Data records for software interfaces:
====

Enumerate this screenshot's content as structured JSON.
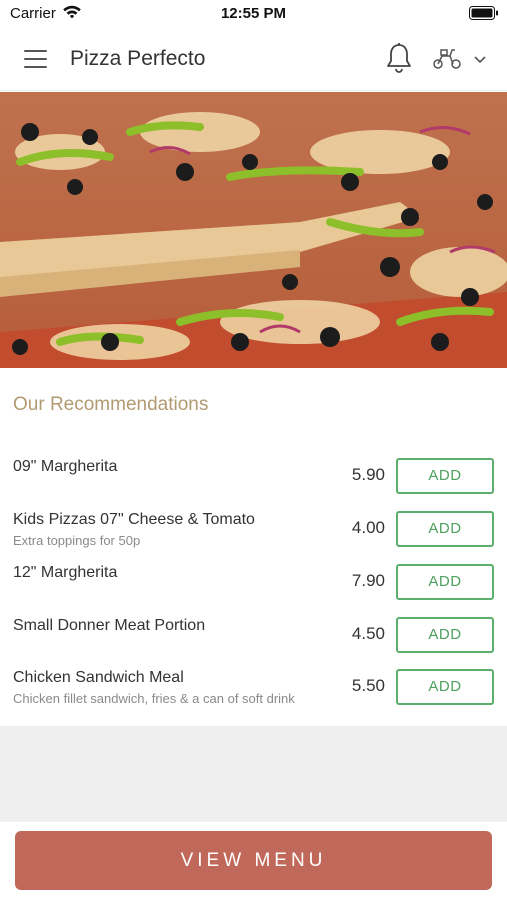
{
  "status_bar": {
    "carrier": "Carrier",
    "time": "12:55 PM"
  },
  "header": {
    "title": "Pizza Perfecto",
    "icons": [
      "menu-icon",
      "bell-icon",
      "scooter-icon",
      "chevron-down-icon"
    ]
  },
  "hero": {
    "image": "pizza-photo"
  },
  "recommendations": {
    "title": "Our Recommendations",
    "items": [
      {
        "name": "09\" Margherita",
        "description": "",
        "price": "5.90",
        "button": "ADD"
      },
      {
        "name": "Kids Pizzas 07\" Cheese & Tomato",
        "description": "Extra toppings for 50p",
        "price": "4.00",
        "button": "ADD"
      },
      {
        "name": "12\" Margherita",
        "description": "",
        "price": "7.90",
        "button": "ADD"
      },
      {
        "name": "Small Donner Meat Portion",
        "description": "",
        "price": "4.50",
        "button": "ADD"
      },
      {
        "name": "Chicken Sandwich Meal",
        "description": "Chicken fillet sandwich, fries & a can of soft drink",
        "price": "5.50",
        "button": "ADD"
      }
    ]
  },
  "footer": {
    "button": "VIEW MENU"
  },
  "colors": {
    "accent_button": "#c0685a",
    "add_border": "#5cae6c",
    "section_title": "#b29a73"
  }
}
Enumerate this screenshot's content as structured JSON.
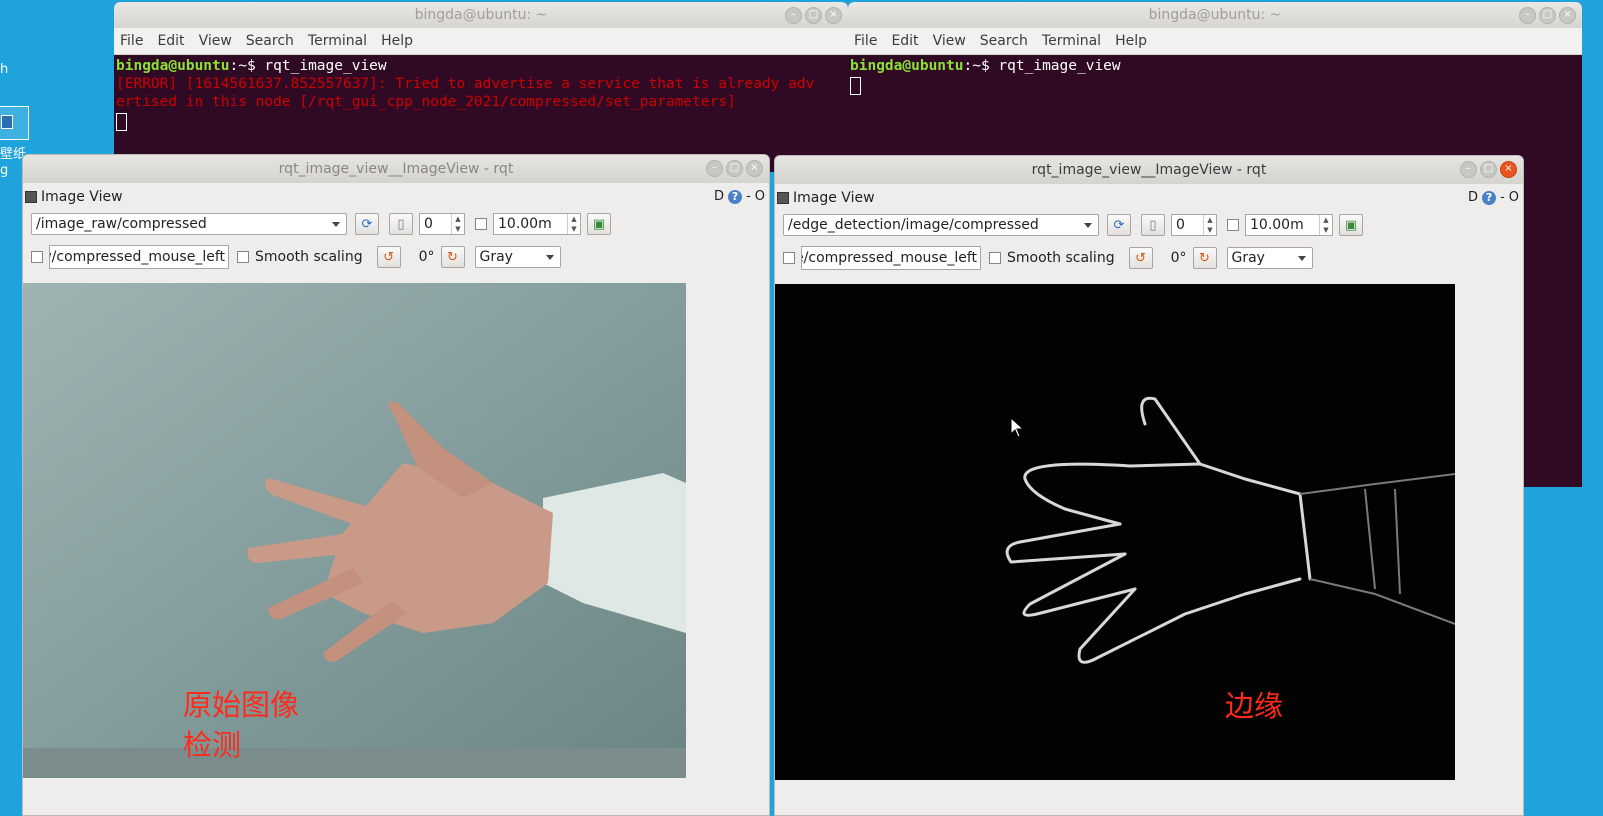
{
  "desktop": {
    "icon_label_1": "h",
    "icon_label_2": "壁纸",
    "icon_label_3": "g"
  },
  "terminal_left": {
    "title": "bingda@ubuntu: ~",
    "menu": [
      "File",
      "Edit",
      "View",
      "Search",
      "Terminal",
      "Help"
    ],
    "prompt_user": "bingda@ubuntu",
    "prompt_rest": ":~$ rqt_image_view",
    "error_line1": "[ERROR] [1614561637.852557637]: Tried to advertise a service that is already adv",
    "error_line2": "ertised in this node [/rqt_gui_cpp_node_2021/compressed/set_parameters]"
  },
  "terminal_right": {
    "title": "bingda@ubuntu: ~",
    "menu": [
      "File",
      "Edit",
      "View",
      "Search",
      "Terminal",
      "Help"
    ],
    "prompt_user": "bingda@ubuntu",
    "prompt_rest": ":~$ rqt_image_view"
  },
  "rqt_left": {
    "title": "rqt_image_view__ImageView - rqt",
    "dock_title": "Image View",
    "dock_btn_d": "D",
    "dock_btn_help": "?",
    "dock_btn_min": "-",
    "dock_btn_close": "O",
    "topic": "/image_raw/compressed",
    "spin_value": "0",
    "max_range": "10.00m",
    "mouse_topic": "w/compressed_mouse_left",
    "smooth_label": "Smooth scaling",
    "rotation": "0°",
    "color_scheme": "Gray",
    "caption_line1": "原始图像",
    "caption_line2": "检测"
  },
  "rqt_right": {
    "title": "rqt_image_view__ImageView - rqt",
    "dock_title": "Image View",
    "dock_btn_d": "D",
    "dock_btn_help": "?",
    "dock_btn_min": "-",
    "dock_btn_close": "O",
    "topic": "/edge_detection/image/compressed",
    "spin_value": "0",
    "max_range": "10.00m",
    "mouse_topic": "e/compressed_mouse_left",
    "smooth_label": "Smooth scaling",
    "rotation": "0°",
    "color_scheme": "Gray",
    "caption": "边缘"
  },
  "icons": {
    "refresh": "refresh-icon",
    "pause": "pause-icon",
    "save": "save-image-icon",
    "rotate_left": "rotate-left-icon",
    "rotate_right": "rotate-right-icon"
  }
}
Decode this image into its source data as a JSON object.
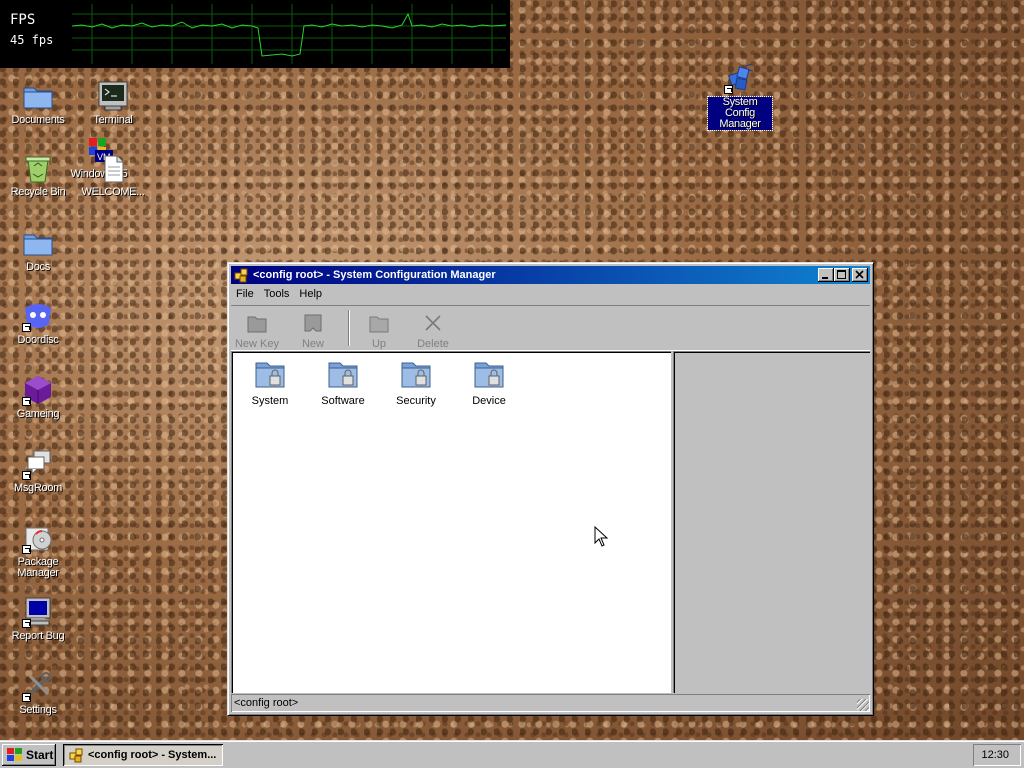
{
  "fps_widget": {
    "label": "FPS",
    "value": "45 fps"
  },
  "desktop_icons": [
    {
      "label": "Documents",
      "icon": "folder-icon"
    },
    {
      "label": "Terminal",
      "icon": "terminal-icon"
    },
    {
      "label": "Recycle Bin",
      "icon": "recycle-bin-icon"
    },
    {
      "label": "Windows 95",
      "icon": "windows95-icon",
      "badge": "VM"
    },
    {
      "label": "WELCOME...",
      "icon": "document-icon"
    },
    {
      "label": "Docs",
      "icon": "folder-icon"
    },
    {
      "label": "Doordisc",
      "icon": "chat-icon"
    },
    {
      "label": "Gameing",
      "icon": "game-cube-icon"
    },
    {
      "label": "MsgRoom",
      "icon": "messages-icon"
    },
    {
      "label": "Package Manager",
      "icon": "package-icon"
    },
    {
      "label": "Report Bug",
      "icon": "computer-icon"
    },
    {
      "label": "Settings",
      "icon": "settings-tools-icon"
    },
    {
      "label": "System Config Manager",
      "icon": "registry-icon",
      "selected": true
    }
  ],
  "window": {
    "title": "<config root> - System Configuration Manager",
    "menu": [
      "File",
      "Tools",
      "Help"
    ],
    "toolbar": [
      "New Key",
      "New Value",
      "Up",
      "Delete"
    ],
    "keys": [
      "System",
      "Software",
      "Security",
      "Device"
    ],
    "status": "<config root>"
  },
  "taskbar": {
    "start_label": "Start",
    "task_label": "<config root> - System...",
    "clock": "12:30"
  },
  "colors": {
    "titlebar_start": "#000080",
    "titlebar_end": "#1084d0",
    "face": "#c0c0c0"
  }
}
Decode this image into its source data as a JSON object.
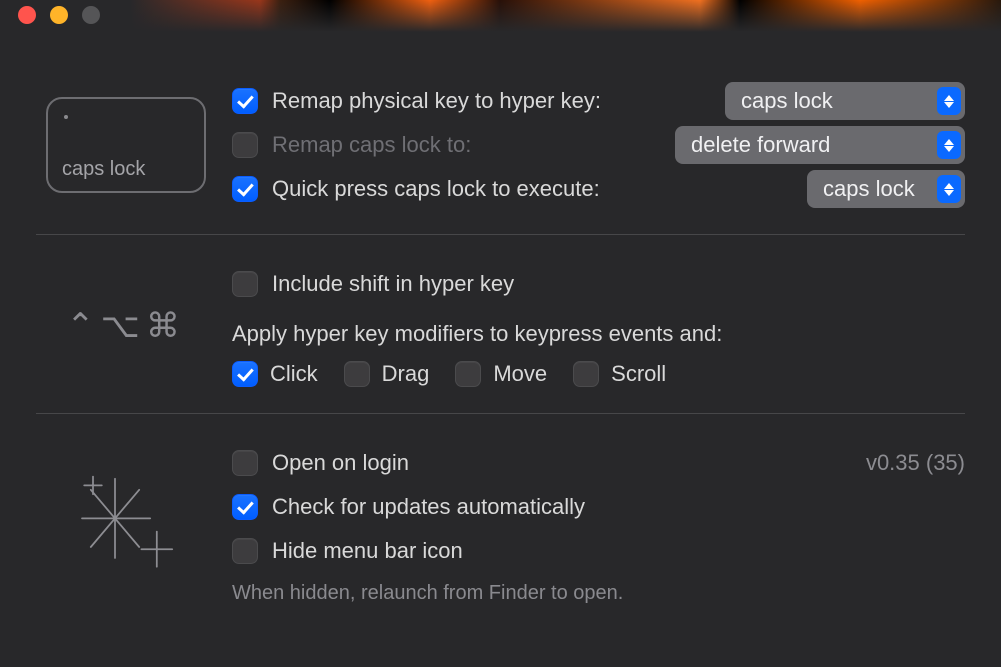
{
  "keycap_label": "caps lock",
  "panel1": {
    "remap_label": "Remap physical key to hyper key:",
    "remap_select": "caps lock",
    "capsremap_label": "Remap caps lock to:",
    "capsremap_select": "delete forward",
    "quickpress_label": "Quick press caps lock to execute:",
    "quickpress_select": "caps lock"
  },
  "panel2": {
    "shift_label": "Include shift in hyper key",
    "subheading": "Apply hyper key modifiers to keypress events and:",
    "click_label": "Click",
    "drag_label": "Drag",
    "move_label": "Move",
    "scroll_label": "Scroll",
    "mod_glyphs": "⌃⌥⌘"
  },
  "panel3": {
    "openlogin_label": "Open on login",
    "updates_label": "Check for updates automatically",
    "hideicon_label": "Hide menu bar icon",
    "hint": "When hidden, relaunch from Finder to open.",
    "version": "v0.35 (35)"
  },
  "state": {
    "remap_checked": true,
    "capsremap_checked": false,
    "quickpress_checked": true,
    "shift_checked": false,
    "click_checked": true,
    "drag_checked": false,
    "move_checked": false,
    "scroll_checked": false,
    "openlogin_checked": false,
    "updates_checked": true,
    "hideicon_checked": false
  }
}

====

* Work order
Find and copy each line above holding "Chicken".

* Solution for this exercise
        "name": "Chicken Sandwich Meal",
        "description": "Chicken fillet sandwich, fries & a can of soft drink",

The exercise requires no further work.